Covid-19 has presented risks for the attainment of Malawi’s national development aspirations as espoused in the Malawi 2063 (MW2063) and the Sustainable Development Goals (SDGs), the National Planning Commission (NPC) has said.
NPC public relations and communications manager Thom Khanje said this in a written response to questionnaire in the context of the 2021/22 Human Development Index which has indicated that Malawi has over the past two years stagnated in improving human development conditions.
The United Nations Development Programme (UNDP) report ranked Malawi on position 169 out of the 191 globally ranked nations for a second year in a row, revealing that global disruptions such as the Covid-19 pandemic have swept social and economic shifts in countries.
Khanje has since indicated that in addition to declined economic activities and growth rates, Covid-19-related effects have included
the erosion of domestic institutional capacities, reversal of recent achievements in health and education and reversal of trade and private sector investment streams, which had brightened in recent years.
He said: “Further, social insecurity has heightened, with the evolving situation exposing various deficiencies in the healthcare systems which need to be addressed urgently.
“On the other hand, with large numbers of job losses in the formal sector, the informal sector has ceased to play an effective role of absorbing shock for alternative livelihoods, as the latter has not been spared from the Covid-19 induced decline.”
The Human development report (HDR), an analysis of a broader view on human development which assesses average long term dimensions in areas of long and healthy life, access to knowledge and decent standard of
living shows a country’s HDR is considered below the average of low HDR countries in the region with a score of 0.512, below the average of 0.547 for sub-Saharan Africa.
UNDP Administrator Achim Steiner observed in a statement accompanying the report that the world is noted as scrambling to respond to back-to-back crises, a development affecting human development.
According to Steiner almost all countries saw reversals in human development in the first year of the Covid-19 pandemic with low incomes affected the most.
But Khanje was however quick to mention that within the context of international best practice, the NPC has coordinated the development of the Covid-19 Socio-Economic Recovery Plan (SERP) to facilitate recovery in the health sector and other severely affected sectors.
He said the plan will also deal with the numerous socio-economic challenges encountered, while bearing in mind the specific needs and roles of women, youth, people with disabilities, and other vulnerable groups that bear the brunt of the compound effect of Covid-19.
According to Khanje the NPC is currently in the process of reviewing the implementation progress of the first 10 years of the MW2063 which includes the strides specifically made in the implementation of the
SERP ahead of its final phase of implementation which ends in December 2023.
Economists Association of Malawi (Ecama) executive director Frank Chikuta has, however, observed that the country is generating wealth which could be used to improve the living standards adding that for the country to achieve the milestone in the MW2063, it needs to implement a number of reforms in the social and economic management of the country.
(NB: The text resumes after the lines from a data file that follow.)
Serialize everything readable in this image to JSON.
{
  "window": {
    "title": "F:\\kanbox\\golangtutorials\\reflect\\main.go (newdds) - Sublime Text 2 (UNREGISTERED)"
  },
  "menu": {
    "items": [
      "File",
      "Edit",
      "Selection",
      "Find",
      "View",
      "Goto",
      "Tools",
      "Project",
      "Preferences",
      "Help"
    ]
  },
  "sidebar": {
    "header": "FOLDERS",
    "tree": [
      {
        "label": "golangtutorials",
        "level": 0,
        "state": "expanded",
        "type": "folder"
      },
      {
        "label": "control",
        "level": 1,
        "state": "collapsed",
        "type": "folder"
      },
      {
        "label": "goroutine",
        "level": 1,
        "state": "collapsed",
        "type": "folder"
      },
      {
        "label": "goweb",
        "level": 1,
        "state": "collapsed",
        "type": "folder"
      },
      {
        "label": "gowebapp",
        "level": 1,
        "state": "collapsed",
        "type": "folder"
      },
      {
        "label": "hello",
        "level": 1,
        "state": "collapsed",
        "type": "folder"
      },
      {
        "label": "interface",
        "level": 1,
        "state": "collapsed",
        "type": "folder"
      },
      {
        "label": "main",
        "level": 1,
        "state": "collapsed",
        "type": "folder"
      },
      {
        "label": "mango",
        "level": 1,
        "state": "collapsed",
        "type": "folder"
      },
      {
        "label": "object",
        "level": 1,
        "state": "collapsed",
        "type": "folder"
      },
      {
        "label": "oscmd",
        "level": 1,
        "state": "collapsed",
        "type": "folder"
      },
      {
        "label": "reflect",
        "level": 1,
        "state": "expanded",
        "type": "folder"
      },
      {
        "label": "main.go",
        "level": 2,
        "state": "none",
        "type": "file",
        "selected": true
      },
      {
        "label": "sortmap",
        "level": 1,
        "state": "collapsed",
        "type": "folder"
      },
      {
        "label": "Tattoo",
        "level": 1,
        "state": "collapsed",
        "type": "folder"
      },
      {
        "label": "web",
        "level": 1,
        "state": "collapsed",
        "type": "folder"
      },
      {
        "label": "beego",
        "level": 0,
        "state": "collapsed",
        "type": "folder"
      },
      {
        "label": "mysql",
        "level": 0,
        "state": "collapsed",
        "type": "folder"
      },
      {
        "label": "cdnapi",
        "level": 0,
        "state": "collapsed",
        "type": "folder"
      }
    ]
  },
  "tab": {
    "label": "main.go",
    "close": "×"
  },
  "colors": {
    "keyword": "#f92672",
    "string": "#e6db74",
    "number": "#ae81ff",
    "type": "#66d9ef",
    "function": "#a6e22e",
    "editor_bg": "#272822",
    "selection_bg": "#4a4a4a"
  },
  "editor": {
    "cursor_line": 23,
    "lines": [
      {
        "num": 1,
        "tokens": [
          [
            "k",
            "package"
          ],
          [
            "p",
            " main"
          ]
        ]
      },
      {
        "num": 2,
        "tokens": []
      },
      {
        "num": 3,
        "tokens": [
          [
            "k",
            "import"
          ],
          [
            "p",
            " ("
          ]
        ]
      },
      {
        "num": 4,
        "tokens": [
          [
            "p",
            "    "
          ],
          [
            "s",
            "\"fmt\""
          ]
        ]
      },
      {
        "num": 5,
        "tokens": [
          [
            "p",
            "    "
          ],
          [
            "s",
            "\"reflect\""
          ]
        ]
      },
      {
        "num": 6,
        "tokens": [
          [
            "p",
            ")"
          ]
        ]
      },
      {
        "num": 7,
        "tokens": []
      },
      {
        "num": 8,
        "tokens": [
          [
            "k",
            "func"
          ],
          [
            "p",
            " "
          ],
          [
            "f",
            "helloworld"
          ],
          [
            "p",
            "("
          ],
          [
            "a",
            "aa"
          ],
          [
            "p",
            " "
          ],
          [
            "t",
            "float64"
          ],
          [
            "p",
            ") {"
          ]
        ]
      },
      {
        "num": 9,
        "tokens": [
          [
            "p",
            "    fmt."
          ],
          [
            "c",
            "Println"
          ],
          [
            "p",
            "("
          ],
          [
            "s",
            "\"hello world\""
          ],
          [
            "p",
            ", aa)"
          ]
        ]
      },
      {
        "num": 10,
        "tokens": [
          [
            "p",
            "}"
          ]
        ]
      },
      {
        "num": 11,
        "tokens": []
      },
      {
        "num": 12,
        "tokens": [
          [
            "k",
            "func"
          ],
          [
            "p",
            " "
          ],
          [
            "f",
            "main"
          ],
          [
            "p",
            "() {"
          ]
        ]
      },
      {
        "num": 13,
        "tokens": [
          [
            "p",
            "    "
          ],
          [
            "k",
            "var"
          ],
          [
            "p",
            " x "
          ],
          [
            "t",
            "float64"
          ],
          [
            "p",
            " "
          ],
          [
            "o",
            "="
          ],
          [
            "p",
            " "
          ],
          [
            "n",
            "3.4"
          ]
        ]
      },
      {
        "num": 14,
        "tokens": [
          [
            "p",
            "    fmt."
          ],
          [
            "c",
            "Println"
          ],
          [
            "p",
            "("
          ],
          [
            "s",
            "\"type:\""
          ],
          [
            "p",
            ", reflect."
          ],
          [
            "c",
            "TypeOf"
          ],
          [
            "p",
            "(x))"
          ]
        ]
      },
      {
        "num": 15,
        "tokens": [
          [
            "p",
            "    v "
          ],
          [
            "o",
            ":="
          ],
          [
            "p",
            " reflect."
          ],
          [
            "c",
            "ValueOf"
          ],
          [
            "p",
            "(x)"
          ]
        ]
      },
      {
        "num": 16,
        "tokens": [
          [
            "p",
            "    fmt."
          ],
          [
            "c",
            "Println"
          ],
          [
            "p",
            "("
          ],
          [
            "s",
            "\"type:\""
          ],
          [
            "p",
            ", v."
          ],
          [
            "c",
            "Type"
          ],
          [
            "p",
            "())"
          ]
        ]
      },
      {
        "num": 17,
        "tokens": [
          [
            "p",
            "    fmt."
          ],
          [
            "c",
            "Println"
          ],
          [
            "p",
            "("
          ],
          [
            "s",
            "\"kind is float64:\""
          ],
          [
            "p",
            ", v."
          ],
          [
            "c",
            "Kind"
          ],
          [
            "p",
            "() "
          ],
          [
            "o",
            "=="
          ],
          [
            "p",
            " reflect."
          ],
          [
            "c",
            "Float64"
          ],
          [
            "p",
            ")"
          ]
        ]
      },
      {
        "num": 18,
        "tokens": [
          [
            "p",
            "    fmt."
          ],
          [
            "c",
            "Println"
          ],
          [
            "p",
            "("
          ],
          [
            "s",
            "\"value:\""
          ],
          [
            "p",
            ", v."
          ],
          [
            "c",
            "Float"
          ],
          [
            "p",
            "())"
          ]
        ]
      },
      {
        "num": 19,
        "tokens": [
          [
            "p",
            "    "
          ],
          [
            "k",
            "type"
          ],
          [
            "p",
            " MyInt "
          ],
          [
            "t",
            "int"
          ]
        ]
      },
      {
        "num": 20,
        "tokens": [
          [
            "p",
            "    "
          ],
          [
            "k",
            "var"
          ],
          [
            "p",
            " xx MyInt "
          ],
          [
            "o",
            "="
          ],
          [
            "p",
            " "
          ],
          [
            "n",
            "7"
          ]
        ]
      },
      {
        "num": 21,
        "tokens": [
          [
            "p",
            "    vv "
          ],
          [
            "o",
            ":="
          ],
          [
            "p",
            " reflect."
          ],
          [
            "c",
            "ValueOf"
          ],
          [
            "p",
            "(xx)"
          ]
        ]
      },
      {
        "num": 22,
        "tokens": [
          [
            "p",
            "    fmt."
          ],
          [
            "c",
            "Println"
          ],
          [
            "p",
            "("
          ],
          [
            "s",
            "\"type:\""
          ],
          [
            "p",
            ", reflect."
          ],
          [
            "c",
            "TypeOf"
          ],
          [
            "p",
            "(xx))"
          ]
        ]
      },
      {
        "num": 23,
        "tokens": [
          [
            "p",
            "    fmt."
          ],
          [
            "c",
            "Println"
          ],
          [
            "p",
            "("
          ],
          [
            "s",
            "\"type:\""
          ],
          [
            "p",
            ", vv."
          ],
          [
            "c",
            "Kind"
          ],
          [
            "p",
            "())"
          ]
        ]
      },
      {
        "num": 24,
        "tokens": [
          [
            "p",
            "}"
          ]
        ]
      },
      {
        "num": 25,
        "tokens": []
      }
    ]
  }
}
Malawi through the MW2063, a long-term development framework for the country, aims to build an inclusively wealthy and self-reliant industrialised upper middle-income country by 2063.